TBTS Reviews: Fifty Shades Freed
Fifty Shades Freed is the third and final book in the Fifty Shades of Grey trilogy, and it brings the series to a dramatic yet satisfying close. We saw the shift from pure erotic romance to thriller in Fifty Shades Darker, and Freed takes it to a whole new level. Sabotage, arson, car chases, attempted kidnapping, extortion, and of course, the raunchy sex — there’s a little something for everyone.
Fifty Shades Freed is the longest book of the series, and there really is a lot of story crammed into those pages. A lot of weird shit happens to our heroes, and it actually becomes a little exhausting. Can’t these two crazy kids ever catch a break? Apparently E.L. James doesn’t think so. She wants to put our heroes through their paces, make sure they really mean it when they pledged their love and loyalty to each other.
The book begins with Ana and Christian on their honeymoon in the Mediterranean. We get to experience the incredibly short engagement (one month!) and incredibly lavish wedding through flashbacks. At this point they’ve known each other all of three months, and it shows. They know each other well enough to have sex constantly, but not well enough to avoid basic fights. Ana knows what pushes Christian’s buttons, yet is surprised every time she does something that makes him mad. Book 3 actually paints the pair in a pretty unflattering light — we feel as if we know these characters by now, and we don’t really like what we see.

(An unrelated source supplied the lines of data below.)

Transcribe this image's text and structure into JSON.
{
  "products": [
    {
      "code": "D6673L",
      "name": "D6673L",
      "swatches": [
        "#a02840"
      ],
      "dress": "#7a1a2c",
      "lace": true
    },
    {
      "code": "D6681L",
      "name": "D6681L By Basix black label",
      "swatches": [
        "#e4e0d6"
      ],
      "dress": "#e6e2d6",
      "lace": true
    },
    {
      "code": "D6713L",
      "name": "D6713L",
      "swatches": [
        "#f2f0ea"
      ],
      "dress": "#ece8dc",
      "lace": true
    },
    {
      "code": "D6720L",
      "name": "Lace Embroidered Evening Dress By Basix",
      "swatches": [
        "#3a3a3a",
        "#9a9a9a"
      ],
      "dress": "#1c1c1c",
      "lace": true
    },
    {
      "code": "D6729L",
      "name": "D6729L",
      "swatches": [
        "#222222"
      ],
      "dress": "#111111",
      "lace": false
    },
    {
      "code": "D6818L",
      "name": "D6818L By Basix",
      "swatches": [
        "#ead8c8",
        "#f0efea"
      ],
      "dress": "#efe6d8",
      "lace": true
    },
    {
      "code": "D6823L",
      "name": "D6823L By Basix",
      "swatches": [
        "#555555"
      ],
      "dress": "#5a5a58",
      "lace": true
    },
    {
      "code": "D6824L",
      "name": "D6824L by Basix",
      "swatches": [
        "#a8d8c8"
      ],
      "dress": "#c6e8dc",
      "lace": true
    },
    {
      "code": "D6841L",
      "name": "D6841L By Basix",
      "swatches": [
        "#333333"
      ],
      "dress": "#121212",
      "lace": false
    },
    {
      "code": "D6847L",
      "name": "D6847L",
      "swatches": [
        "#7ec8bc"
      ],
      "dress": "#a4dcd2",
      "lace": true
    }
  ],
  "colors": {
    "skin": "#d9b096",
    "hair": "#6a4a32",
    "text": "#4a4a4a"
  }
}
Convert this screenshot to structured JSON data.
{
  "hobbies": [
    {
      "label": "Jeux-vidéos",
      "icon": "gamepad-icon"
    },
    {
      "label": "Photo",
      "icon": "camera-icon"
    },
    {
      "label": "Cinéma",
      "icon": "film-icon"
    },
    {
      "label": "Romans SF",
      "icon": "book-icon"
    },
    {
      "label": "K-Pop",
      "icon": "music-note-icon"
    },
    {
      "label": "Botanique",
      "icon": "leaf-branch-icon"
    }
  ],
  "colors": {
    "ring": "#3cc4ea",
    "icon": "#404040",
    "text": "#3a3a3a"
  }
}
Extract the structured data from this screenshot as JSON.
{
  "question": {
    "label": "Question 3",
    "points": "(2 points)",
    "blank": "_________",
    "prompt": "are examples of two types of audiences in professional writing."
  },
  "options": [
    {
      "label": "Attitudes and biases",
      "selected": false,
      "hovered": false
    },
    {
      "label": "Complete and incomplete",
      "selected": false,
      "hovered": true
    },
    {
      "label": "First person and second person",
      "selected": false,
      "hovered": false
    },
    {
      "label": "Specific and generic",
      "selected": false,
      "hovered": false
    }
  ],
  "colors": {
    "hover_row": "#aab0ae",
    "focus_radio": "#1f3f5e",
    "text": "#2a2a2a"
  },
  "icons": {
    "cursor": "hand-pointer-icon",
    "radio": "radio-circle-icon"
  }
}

Christian is as controlling as ever, but he takes it to a whole new level in Freed. Between stepping up security after an attack at his business, trying to keep Ana from going back to work after their honeymoon, and leaving a business function in New York to fly back to Seattle just because she went out for a drink with a friend after telling him she wouldn’t — this man is the picture of domination. The Freed Christian is kind of a prick; he doesn’t look that different from your typical spouse abuser.

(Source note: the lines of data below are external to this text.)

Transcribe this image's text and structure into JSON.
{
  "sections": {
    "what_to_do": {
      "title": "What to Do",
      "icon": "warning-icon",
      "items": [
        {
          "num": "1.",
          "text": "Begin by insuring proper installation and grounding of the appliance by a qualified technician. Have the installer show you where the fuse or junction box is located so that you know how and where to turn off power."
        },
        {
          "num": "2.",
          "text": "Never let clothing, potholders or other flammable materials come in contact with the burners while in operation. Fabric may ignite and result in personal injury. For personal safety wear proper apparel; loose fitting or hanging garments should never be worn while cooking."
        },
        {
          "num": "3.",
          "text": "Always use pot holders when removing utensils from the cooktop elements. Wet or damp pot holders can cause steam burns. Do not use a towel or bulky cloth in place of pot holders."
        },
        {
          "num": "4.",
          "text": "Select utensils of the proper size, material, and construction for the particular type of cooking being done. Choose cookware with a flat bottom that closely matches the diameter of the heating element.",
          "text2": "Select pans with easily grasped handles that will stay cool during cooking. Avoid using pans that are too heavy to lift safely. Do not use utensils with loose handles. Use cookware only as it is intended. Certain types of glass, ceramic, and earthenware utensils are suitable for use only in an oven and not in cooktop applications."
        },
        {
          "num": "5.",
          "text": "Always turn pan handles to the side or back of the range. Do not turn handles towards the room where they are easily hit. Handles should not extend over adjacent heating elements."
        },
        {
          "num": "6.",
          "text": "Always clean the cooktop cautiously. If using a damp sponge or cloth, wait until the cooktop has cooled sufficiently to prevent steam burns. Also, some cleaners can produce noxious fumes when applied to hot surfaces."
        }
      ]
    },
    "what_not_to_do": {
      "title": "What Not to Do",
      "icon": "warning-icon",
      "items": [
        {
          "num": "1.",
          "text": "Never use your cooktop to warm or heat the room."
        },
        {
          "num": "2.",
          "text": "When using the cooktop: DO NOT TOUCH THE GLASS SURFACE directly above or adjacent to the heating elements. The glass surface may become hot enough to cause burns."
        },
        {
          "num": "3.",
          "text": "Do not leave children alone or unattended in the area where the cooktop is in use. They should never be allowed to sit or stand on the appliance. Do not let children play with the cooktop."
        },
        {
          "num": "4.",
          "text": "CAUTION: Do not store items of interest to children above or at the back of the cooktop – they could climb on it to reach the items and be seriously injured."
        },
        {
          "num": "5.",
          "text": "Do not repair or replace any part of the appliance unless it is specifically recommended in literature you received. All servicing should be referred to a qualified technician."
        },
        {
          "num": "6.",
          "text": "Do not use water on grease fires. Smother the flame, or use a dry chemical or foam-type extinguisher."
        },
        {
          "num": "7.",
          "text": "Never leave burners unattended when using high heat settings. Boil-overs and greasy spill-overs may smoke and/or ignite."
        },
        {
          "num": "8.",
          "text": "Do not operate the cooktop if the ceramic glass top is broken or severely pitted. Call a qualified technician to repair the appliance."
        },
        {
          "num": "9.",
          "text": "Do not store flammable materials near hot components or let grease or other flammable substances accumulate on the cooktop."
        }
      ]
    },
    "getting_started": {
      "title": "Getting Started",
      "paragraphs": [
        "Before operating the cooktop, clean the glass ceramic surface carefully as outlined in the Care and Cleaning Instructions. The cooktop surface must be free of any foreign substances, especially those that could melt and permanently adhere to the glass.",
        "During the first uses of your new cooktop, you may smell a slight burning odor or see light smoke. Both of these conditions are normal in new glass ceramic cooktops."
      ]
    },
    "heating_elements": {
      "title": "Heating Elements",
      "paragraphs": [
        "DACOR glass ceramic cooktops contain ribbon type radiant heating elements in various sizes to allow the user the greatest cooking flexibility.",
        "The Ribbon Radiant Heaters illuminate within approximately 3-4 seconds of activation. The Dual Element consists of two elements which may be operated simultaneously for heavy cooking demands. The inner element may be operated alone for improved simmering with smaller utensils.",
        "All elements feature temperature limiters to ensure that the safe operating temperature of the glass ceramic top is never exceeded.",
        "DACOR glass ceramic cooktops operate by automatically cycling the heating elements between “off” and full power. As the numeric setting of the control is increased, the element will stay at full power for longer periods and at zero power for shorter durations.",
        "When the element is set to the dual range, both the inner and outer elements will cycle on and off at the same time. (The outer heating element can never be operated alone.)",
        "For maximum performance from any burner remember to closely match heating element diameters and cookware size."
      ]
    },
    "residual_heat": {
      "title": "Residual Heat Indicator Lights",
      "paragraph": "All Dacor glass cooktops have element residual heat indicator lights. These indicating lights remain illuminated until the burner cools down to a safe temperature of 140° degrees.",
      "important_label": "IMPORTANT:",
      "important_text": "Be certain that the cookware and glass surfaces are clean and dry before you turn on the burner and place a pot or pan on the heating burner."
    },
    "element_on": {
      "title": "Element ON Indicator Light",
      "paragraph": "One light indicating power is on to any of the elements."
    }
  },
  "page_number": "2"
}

Ana is no better. She continues to put herself in risky situations with no regard for her own safety or what intentions Christian may have, yet when it comes to something that truly matters to her (like not changing her name at work), she backs down just because he throws a fit. She doesn’t stand up for herself when it counts, and she lets Christian run roughshod over her just because he loves her so much. She repeatedly says she feels like she’s been run over by a freight train, yet she does nothing to stop Christian from doing it. When she wants to talk, he wants to fuck, and she acquiesces.
The book is saved, but only just, by the suspenseful bits. Ana’s ex-boss, who Christian had fired after he made a pass at her, is back. He’s suspected of sabotaging Christian’s helicopter, causing its crash in Fifty Shades Darker. He moves on to committing arson in Christian’s corporate server room, followed by burglary at Christian’s fancy apartment, where he attempts to kidnap Ana and possibly kill Christian. He’s eventually released on bail, only to up the game with an extortion attempt: he kidnaps Christian’s sister, Mia, and demands $5 million from Ana in exchange for her release. Ana manages to outwit him, shooting him in the process and freeing Mia, with Christian and the police arriving just in time.
Fifty Shades Freed is clearly my least favorite book in the series. The outside drama is interesting, but it can’t make up for how unsympathetic Ana and Christian have become. There’s less growth in this book than the other two; you feel as if Ana and Christian have made it as far as they’re going to make it, and you kind of lose interest in them. They’re not the best of people, and they kind of deserve each other, though I was glad to see them get their happily-ever-after.
As I’ve mentioned before, it seems I can’t go a day without reading about the Fifty Shades hysteria. The series has knocked Harry Potter out of the top sales position in England. Hotels are starting to stock the books in their rooms in place of the Bible. There might even be a Fifty Shades of Grey-induced baby boom. And, of course, there’s the endless speculation over who will direct and star in the inevitable movie adaptations.
While overall I enjoyed this series, I think there is better erotica out there to be found. Hopefully the success of Fifty Shades of Grey will prompt women to seek it out, and will encourage publishers to print the sexy stuff. There is clearly a demand for it.